### What is expected
You are asked to write out the entries exactly as they are given.

### Data to process
▬▬▬

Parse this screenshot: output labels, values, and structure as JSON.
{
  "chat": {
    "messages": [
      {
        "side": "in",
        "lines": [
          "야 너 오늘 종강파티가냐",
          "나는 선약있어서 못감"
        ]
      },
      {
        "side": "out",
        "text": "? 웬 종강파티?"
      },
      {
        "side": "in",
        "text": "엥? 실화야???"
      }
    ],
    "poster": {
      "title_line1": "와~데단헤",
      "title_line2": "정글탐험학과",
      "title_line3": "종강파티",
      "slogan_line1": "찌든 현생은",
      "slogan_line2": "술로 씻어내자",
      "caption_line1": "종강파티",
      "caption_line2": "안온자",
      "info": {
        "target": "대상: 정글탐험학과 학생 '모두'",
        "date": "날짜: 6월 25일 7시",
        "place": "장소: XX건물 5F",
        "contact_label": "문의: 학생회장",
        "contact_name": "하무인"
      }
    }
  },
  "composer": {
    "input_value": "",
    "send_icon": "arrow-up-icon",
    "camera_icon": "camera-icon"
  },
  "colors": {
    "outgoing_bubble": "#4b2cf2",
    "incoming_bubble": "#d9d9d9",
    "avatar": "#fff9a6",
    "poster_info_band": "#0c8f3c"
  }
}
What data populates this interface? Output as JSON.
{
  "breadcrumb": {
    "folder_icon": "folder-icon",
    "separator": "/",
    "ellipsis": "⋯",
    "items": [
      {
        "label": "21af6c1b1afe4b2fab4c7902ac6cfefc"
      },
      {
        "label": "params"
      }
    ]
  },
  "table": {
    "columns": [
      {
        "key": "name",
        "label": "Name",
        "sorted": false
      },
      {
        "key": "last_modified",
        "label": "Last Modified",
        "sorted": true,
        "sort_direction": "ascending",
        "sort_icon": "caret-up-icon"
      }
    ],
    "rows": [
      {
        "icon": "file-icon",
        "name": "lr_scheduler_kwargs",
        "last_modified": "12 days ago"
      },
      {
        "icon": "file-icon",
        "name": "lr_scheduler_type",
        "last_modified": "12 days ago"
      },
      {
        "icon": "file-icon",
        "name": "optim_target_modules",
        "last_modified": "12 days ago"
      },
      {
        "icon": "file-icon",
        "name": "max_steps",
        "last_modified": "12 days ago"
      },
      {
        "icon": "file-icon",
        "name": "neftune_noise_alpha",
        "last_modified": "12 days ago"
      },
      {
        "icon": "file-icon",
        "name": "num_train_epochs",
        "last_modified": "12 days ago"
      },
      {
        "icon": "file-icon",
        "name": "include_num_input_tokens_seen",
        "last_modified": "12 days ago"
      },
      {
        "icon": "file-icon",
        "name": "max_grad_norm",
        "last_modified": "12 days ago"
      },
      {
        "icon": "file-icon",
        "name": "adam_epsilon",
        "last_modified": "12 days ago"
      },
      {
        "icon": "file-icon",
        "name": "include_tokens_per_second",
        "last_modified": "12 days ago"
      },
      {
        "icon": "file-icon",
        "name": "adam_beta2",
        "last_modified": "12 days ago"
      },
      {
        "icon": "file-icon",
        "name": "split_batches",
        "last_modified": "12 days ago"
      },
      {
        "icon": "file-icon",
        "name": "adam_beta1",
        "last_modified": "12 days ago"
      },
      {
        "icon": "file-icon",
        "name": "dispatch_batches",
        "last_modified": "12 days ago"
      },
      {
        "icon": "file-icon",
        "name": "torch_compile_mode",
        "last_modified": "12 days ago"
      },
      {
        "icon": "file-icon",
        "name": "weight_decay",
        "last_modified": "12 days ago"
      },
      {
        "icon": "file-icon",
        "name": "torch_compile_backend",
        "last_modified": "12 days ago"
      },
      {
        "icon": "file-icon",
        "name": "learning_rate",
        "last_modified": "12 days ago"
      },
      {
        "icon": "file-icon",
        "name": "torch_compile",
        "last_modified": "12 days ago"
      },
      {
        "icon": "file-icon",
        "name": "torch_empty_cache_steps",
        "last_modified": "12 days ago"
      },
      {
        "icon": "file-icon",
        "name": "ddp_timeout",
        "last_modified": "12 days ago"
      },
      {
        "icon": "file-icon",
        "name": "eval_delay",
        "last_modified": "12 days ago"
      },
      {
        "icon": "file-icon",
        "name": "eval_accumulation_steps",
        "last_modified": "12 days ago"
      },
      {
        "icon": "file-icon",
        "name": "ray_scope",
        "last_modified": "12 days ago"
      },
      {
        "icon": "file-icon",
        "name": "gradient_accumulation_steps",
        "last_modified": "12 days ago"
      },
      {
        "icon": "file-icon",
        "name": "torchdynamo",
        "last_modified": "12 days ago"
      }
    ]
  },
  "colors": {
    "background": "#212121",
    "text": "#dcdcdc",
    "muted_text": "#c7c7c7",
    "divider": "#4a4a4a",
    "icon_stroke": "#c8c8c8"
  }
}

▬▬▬

### Solved problem
Parse this screenshot: output labels, values, and structure as JSON.
{
  "chat": {
    "messages": [
      {
        "side": "in",
        "lines": [
          "야 너 오늘 종강파티가냐",
          "나는 선약있어서 못감"
        ]
      },
      {
        "side": "out",
        "text": "? 웬 종강파티?"
      },
      {
        "side": "in",
        "text": "엥? 실화야???"
      }
    ],
    "poster": {
      "title_line1": "와~데단헤",
      "title_line2": "정글탐험학과",
      "title_line3": "종강파티",
      "slogan_line1": "찌든 현생은",
      "slogan_line2": "술로 씻어내자",
      "caption_line1": "종강파티",
      "caption_line2": "안온자",
      "info": {
        "target": "대상: 정글탐험학과 학생 '모두'",
        "date": "날짜: 6월 25일 7시",
        "place": "장소: XX건물 5F",
        "contact_label": "문의: 학생회장",
        "contact_name": "하무인"
      }
    }
  },
  "composer": {
    "input_value": "",
    "send_icon": "arrow-up-icon",
    "camera_icon": "camera-icon"
  },
  "colors": {
    "outgoing_bubble": "#4b2cf2",
    "incoming_bubble": "#d9d9d9",
    "avatar": "#fff9a6",
    "poster_info_band": "#0c8f3c"
  }
}
What data populates this interface? Output as JSON.
{
  "breadcrumb": {
    "folder_icon": "folder-icon",
    "separator": "/",
    "ellipsis": "⋯",
    "items": [
      {
        "label": "21af6c1b1afe4b2fab4c7902ac6cfefc"
      },
      {
        "label": "params"
      }
    ]
  },
  "table": {
    "columns": [
      {
        "key": "name",
        "label": "Name",
        "sorted": false
      },
      {
        "key": "last_modified",
        "label": "Last Modified",
        "sorted": true,
        "sort_direction": "ascending",
        "sort_icon": "caret-up-icon"
      }
    ],
    "rows": [
      {
        "icon": "file-icon",
        "name": "lr_scheduler_kwargs",
        "last_modified": "12 days ago"
      },
      {
        "icon": "file-icon",
        "name": "lr_scheduler_type",
        "last_modified": "12 days ago"
      },
      {
        "icon": "file-icon",
        "name": "optim_target_modules",
        "last_modified": "12 days ago"
      },
      {
        "icon": "file-icon",
        "name": "max_steps",
        "last_modified": "12 days ago"
      },
      {
        "icon": "file-icon",
        "name": "neftune_noise_alpha",
        "last_modified": "12 days ago"
      },
      {
        "icon": "file-icon",
        "name": "num_train_epochs",
        "last_modified": "12 days ago"
      },
      {
        "icon": "file-icon",
        "name": "include_num_input_tokens_seen",
        "last_modified": "12 days ago"
      },
      {
        "icon": "file-icon",
        "name": "max_grad_norm",
        "last_modified": "12 days ago"
      },
      {
        "icon": "file-icon",
        "name": "adam_epsilon",
        "last_modified": "12 days ago"
      },
      {
        "icon": "file-icon",
        "name": "include_tokens_per_second",
        "last_modified": "12 days ago"
      },
      {
        "icon": "file-icon",
        "name": "adam_beta2",
        "last_modified": "12 days ago"
      },
      {
        "icon": "file-icon",
        "name": "split_batches",
        "last_modified": "12 days ago"
      },
      {
        "icon": "file-icon",
        "name": "adam_beta1",
        "last_modified": "12 days ago"
      },
      {
        "icon": "file-icon",
        "name": "dispatch_batches",
        "last_modified": "12 days ago"
      },
      {
        "icon": "file-icon",
        "name": "torch_compile_mode",
        "last_modified": "12 days ago"
      },
      {
        "icon": "file-icon",
        "name": "weight_decay",
        "last_modified": "12 days ago"
      },
      {
        "icon": "file-icon",
        "name": "torch_compile_backend",
        "last_modified": "12 days ago"
      },
      {
        "icon": "file-icon",
        "name": "learning_rate",
        "last_modified": "12 days ago"
      },
      {
        "icon": "file-icon",
        "name": "torch_compile",
        "last_modified": "12 days ago"
      },
      {
        "icon": "file-icon",
        "name": "torch_empty_cache_steps",
        "last_modified": "12 days ago"
      },
      {
        "icon": "file-icon",
        "name": "ddp_timeout",
        "last_modified": "12 days ago"
      },
      {
        "icon": "file-icon",
        "name": "eval_delay",
        "last_modified": "12 days ago"
      },
      {
        "icon": "file-icon",
        "name": "eval_accumulation_steps",
        "last_modified": "12 days ago"
      },
      {
        "icon": "file-icon",
        "name": "ray_scope",
        "last_modified": "12 days ago"
      },
      {
        "icon": "file-icon",
        "name": "gradient_accumulation_steps",
        "last_modified": "12 days ago"
      },
      {
        "icon": "file-icon",
        "name": "torchdynamo",
        "last_modified": "12 days ago"
      }
    ]
  },
  "colors": {
    "background": "#212121",
    "text": "#dcdcdc",
    "muted_text": "#c7c7c7",
    "divider": "#4a4a4a",
    "icon_stroke": "#c8c8c8"
  }
}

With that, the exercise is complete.